You can tell you’re in a posh family house on stage when there’s salad on the table with a meat meal. One For Sorrow pitches us firmly in the smart home of urban liberals Bill and Emma (Neil Dudgeon and Sarah Woodward, both excellent), and their two bright but furiously defensive teen-to-twenty daughters.
Cordelia Lynn has a clear ear for domestic badinage and absurdism: the first act could be Mike Leigh were it not for the fact the drama down the road is significantly more upsetting than Abigail’s Party.
A Bataclan-style attack has escalated into full scale mayhem and the body count climbs inexorably during the evening. The older daughter has tweeted #OpenDoor offering shelter to someone who can’t get home.

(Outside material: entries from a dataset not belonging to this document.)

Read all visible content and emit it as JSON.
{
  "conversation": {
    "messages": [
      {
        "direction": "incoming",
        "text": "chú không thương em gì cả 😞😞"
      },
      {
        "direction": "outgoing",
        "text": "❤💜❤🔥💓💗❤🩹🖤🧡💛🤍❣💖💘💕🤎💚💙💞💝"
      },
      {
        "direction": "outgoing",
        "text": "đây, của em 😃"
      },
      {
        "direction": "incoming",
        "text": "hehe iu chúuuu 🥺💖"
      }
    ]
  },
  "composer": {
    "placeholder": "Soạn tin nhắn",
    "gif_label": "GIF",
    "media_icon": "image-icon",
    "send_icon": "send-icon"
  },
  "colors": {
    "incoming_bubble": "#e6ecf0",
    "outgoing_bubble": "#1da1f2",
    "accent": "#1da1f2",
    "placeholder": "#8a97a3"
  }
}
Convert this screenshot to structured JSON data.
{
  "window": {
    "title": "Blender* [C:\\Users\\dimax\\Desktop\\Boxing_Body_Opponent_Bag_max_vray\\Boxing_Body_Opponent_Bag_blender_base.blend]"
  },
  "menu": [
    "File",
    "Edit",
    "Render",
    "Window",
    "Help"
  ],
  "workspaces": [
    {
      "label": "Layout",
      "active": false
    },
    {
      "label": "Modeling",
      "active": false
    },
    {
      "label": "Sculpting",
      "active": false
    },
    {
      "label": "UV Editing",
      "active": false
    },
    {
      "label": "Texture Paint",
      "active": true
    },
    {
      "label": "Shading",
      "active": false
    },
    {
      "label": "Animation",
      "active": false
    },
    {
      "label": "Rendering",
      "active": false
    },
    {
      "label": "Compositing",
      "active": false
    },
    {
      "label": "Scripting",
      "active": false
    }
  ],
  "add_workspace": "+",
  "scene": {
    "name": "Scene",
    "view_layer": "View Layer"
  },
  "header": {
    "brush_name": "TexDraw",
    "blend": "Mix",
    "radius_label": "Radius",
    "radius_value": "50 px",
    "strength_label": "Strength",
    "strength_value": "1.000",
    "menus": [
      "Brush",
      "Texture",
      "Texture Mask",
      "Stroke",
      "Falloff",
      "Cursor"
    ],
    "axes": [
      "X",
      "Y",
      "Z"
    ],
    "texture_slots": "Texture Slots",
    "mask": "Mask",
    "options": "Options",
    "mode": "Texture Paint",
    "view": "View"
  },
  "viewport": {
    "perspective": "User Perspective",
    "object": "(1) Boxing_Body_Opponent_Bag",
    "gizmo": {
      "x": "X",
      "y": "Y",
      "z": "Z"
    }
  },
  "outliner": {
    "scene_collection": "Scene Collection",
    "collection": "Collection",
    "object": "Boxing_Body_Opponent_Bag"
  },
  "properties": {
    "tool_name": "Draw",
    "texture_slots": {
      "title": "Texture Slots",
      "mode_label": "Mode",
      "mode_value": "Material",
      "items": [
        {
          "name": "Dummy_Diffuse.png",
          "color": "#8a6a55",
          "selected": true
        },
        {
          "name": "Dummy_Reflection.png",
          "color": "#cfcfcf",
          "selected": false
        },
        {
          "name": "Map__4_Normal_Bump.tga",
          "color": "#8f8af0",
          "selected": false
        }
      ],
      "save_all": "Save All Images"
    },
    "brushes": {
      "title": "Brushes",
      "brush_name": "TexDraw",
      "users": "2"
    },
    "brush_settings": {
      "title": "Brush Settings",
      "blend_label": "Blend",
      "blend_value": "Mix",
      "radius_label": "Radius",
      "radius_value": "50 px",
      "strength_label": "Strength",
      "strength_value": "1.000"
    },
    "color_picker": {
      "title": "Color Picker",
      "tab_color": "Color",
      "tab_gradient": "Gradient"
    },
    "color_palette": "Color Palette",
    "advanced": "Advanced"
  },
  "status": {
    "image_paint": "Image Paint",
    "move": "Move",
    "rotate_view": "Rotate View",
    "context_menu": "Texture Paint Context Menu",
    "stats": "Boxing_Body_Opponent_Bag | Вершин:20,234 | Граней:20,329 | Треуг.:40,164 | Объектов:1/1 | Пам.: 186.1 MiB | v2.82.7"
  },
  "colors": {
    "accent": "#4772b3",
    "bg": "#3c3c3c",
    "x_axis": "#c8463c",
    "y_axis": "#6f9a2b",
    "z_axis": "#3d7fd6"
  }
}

What arrives is an anxious British Asian man with a heavy parka he won’t remove, and a bulging backpack. The parents jump to the conclusions you’ve just considered, while the Snapchat-radicalised daughters champion openness, inclusion and snogging the bloke.
Lynn says she’s exploring ‘fear culture’ which the parents’ generation thinks is what fuels any resistance to letting teenagers make government policy. There's certainly a sense of being manipulated, and fed misinformation, but the very fact your reactions are inconclusive means the play has made its point.
A play to see, and a writer to watch.
One For Sorrow, Royal Court Theatre, Sloane Square, Sw3. Tickets £12-40, until 11 August 2018.
Last Updated 28 June 2018